§ **Brief**
Go over the lines below, and when one contains the word "What", copy it.

§ **Material for this exercise**
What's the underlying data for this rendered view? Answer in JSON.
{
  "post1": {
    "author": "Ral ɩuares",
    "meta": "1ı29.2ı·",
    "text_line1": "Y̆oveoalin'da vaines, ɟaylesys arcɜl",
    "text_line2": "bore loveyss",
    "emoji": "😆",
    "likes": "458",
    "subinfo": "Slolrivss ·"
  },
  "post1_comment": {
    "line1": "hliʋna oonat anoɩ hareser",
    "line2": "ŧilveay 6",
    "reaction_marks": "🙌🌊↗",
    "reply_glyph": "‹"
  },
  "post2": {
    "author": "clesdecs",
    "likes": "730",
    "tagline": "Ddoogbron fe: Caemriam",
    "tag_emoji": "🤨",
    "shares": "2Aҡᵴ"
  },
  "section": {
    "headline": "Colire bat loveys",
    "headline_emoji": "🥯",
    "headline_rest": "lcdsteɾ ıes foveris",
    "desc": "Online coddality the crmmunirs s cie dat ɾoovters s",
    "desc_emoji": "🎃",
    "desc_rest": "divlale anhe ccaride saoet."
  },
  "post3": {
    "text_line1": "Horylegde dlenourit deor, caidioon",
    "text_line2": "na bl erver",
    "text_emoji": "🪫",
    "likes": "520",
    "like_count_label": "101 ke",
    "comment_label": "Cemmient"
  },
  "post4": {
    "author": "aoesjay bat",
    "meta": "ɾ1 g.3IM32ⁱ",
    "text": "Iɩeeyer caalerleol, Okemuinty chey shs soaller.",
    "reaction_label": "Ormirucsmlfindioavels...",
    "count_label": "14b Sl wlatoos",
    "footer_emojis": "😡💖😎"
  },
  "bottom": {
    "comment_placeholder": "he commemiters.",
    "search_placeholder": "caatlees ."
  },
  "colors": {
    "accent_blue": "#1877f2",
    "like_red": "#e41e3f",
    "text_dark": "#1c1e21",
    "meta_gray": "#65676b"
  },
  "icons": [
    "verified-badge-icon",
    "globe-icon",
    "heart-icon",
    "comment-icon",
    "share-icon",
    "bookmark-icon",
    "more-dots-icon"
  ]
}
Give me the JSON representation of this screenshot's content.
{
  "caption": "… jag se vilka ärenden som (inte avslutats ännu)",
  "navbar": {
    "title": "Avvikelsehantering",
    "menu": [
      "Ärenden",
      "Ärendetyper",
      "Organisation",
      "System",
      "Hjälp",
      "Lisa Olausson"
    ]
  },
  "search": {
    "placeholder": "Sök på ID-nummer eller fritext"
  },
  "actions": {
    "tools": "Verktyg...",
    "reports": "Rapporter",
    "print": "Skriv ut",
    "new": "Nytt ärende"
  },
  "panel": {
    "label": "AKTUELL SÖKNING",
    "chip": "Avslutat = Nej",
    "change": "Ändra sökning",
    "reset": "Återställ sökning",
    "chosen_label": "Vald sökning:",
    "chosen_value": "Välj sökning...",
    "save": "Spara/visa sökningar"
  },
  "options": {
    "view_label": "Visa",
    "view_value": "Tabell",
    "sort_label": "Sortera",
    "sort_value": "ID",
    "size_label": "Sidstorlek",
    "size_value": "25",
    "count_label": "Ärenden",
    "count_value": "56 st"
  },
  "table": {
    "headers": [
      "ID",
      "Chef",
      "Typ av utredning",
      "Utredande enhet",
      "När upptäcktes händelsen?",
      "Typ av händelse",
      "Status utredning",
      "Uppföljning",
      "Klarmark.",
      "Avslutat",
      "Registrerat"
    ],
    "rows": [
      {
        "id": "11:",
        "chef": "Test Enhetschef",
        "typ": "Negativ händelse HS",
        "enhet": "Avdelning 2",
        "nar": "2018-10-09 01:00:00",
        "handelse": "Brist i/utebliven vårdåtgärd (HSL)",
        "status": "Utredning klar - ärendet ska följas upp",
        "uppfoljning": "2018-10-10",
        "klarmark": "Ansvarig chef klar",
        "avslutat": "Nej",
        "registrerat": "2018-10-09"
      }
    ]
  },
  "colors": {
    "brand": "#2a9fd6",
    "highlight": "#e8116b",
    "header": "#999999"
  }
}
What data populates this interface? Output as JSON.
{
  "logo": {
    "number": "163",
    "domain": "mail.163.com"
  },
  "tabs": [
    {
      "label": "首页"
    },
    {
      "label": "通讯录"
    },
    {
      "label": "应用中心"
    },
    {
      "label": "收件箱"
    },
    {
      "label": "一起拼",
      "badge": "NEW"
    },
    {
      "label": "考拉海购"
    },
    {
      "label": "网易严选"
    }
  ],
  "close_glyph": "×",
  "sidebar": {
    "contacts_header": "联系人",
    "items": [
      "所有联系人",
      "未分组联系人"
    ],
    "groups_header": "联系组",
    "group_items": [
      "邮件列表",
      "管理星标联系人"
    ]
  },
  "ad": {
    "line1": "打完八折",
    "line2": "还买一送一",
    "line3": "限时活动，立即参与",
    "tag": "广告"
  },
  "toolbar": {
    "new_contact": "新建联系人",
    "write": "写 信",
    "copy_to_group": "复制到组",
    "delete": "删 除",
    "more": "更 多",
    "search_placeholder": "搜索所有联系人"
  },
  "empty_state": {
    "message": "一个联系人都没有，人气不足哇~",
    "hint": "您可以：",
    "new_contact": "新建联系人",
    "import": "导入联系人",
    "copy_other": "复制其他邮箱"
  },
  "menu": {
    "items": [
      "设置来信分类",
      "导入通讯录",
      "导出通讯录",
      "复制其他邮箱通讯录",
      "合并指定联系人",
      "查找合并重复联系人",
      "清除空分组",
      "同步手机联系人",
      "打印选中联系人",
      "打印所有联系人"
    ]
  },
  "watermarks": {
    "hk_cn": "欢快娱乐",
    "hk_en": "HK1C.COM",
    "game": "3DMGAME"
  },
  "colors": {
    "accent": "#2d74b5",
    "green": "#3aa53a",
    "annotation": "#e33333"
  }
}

§ **Result for this task**
What's the underlying data for this rendered view? Answer in JSON.
What data populates this interface? Output as JSON.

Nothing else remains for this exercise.